“I did and said terrible things,” Beck says. “I did my thinking out loud and it’s one of my worst aspects. But I haven’t changed my principles. I’ve changed the way I phrase things — for example, I’m trying to ban the word ‘evil’ from my lexicon. I didn’t notice how my language could be interpreted by half the country as racist. I lacked humility. I was the height of arrogance.”
“We’re not going to come together on politics,” he says. “But we can come together on principles. It’s just time for the hatred to end, or we’re going to destroy ourselves.”
It’s a worthy goal, one to which we should all aspire. I’ve often wondered how much better our politics would be if we actually debated issues instead of trying to personally destroy the opposition, conceding that we can disagree in good faith without ascribing evil motives to those who have different policy prescriptions. This approach, however, does require both sides to be arguing in good faith–and here’s where I think that Glenn, unfortunately, is headed for disappointment in his noble efforts.
Take his latest attempt at outreach, for example:
Another new friend is the liberal TBS comedy show host Samantha Bee, whose program, “Full Frontal With Samantha Bee,” he went on in December.
“My audience would like to stab you relentlessly in the eye,” Beck told Bee.
“My audience wants to kill me for normalizing a lunatic like yourself,” Bee replied.
Then they fed each other cake. They became, as Bee hesitantly put it, “allies.” The two plan to travel to Uganda together to rescue children from the sex slave trade. Next summer, they plan to invite their audiences to Detroit to do community service — paint schools, clean up neighborhoods.
A couple of weeks later, Bee featured a clip on her show which made fun of Kyle Coddington, a CPAC attendee, for having a “Nazi haircut.” Things only when downhill from there when it was revealed that Coddington’s hair was cut really short because he was undergoing treatment for brain cancer.
Bee made haste apologizing–but that just leaves me wondering, would she have apologized if it had just been a Marine or a police officer with a high and tight? Or would that have been okay? And what is it about Samantha Bee that thinks it’s funny to compare those she disagrees with politically to Nazis? Wasn’t she just trying to set a new, more respectful tone by embracing Glenn Beck?
Glenn made a point of mentioning Bee’s apology on his radio program–but I’m sure he must realize that if Bee had truly taken their efforts together to heart, she wouldn’t have compared a CPAC attendee to a Nazi in the first place. It’s more likely that she was just throwing a bomb for her audience, lest they think she was going soft on the conservatives that they love to hate. In other words, for the sake of her own ratings, Bee is running back to the same old cynical politics that has divided us in the first place–the exact oposite of what Glenn is trying to do, at great risk to his own career.
This isn’t exactly courage on Bee’s part–but it is fairly typical of the left.
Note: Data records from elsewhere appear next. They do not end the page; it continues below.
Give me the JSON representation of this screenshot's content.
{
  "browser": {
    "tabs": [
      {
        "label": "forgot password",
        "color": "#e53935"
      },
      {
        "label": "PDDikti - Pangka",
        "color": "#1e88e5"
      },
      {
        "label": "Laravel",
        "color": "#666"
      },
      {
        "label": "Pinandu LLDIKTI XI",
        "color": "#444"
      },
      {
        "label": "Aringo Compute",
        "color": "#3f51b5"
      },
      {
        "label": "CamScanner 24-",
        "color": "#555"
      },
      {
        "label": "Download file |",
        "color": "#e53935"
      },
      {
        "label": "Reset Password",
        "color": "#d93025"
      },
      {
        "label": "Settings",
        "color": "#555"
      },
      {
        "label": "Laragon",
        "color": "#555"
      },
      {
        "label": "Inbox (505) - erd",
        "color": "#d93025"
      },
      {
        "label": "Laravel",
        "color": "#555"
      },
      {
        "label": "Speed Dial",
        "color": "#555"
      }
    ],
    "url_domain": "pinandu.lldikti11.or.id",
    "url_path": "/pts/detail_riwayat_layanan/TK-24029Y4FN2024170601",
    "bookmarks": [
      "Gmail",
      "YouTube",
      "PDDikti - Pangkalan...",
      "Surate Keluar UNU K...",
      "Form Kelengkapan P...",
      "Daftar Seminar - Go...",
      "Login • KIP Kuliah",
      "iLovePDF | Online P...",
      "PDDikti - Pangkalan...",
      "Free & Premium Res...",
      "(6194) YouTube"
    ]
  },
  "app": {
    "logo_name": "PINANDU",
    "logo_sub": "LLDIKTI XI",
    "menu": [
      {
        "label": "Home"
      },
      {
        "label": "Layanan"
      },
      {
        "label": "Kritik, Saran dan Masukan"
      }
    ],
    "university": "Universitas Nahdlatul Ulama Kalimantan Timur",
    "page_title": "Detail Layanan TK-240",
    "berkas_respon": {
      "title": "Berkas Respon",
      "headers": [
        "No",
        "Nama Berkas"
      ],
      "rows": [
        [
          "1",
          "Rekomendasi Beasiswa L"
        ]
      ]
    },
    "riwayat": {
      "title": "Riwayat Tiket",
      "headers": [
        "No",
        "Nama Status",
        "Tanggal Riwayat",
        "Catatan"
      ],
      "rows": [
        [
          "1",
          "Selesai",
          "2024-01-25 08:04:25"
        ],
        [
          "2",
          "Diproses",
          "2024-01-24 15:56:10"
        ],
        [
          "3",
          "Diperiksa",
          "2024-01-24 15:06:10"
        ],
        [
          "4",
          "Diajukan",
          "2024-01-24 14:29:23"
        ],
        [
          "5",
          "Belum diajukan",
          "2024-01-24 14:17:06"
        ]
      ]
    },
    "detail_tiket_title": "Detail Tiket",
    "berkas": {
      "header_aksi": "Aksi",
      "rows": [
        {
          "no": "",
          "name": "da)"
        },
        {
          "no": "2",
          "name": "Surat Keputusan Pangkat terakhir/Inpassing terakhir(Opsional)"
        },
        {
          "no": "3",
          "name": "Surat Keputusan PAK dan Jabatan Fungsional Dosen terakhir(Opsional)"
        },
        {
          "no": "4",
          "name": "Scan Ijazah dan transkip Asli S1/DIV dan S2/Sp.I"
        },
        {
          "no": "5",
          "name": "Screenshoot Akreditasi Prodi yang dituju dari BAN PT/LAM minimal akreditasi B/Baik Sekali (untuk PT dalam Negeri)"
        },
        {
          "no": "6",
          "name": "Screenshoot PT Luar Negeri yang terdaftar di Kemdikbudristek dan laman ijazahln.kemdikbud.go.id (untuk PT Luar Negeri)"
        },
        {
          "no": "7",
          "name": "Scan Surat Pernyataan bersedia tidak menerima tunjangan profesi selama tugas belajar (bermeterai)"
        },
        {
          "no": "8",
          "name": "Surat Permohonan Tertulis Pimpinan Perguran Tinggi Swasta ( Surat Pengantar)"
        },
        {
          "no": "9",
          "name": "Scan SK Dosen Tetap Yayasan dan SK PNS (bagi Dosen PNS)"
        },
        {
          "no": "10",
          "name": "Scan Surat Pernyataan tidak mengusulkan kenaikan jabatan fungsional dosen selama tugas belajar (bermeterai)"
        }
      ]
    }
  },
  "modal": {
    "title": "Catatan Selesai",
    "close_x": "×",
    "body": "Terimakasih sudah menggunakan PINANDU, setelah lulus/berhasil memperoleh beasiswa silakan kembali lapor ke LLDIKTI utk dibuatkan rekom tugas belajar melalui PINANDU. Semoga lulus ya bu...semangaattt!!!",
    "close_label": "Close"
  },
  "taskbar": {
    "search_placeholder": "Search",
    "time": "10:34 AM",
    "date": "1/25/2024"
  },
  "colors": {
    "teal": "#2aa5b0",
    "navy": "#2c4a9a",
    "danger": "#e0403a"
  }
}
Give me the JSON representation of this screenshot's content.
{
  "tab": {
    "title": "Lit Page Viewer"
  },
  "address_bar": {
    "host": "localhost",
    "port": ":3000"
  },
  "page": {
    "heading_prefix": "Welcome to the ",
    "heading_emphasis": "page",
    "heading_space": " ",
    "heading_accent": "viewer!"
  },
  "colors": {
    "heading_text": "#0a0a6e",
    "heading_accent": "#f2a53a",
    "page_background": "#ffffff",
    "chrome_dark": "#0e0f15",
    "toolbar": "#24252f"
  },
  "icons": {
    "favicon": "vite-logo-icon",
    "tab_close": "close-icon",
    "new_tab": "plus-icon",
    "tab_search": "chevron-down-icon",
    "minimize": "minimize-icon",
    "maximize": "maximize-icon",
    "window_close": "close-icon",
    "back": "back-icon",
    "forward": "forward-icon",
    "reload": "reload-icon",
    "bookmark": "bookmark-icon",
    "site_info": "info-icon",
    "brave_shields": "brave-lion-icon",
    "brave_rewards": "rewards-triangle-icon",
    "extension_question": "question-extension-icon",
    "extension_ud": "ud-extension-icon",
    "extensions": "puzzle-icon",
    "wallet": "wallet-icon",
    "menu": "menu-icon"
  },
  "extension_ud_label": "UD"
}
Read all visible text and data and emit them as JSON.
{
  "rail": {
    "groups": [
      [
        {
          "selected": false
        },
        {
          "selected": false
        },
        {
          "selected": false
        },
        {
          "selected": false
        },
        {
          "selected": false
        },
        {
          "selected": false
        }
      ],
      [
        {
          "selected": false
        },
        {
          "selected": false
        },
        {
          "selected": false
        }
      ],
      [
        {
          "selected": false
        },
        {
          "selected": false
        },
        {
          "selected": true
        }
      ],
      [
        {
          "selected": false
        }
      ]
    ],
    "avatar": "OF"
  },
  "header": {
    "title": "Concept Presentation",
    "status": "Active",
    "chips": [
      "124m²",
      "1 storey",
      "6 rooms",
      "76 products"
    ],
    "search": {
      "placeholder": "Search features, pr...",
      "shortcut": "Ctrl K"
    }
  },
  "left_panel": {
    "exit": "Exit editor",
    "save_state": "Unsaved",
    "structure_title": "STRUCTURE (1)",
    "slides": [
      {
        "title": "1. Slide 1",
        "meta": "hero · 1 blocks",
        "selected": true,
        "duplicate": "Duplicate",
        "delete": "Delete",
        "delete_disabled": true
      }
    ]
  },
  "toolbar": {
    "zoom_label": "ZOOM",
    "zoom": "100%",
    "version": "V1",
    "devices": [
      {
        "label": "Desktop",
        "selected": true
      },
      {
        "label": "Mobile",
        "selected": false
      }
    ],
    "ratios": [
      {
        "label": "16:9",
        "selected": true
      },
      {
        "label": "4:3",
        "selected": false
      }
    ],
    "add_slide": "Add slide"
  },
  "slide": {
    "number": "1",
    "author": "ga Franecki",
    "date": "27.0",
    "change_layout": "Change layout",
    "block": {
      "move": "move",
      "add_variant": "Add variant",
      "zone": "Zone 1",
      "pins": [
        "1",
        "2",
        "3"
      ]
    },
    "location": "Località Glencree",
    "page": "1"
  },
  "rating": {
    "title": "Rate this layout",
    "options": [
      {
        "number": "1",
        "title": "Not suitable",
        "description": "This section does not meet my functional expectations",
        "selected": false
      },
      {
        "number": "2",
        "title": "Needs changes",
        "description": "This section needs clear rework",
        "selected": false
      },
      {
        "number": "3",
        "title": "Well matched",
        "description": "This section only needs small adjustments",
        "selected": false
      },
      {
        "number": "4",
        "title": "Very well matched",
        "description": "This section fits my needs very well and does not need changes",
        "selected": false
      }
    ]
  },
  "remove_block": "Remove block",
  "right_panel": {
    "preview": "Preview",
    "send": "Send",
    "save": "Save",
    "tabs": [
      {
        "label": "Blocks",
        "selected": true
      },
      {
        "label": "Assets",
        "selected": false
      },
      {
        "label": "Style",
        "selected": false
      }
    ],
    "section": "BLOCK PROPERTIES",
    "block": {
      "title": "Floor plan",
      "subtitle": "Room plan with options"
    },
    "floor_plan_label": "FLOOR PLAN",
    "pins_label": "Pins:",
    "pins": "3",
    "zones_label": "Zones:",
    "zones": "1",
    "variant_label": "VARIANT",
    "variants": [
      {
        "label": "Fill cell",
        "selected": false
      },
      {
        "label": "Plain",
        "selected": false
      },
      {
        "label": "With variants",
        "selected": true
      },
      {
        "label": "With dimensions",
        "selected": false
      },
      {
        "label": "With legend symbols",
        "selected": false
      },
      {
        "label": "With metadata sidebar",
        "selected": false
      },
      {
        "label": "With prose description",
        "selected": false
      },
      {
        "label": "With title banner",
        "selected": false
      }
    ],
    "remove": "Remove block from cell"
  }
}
It also demonstrates that when it comes to pitting Americans against each other, the right does not bear sole responsibility. In fact, many of the most vicious divisions–particularly those along racial and gender lines–have been deliberately aggravated by the left as a means of consolidating their support (and by the media as a way of generating clicks and views). We can admire Glenn for being the first to say, “Enough!” and take a stand against it, but until he finds honest partners on the left who are willing to share the risk and stand with him, I’m afraid his efforts will be doomed to fail.